President George W. Bush's administration will brief president-elect Barack Obama and his team on more than a dozen contingency plans in case an international crisis breaks in the days after his inauguration, The New York Times reported Wednesday.
The memorandums for the Obama administration cover several crisis scenarios including a North Korean nuclear explosion, a cyberattack on American computer systems, a terrorist strike on a U.S. facilities overseas, or an outbreak of instability in the Middle East, people briefed on them told the newspaper.
Each contingency planning goes beyond what other administrations have done and outlines options Obama can consider, they added.
"This is very unusual," Roger Cressey, a former Clinton White House counterterrorism official told the Times. "We certainly did not do that. When the transition happened from Clinton to Bush, remember it was a totally different world. You had some documents given that gave them a flavor of where things were at. But now you've got two wars in Iraq and Afghanistan and a hot war against Al Qaeda."
Beyond terrorism, Obama could face an early international test on any number of fronts, as his running mate, Joe Biden, predicted on the campaign trail.
Beside the memorandums, the Bush administration has given crisis training to nearly 100 government officials who may stay on after the inauguration while political appointees await Senate confirmation, the paper said.
The plans were reportedly recommended by the commission that investigated the September 11, 2001 attacks.

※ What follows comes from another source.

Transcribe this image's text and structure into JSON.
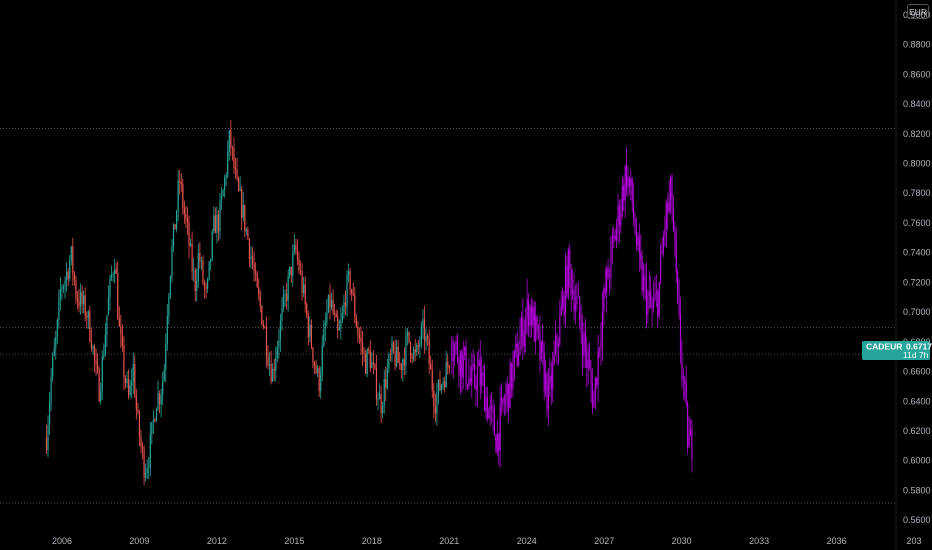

The commission noted problems during the hand over from former president Bill Clinton to Bush, and in its report on the attacks called for a better handover process "since a catastrophic attack could occur with little or no notice."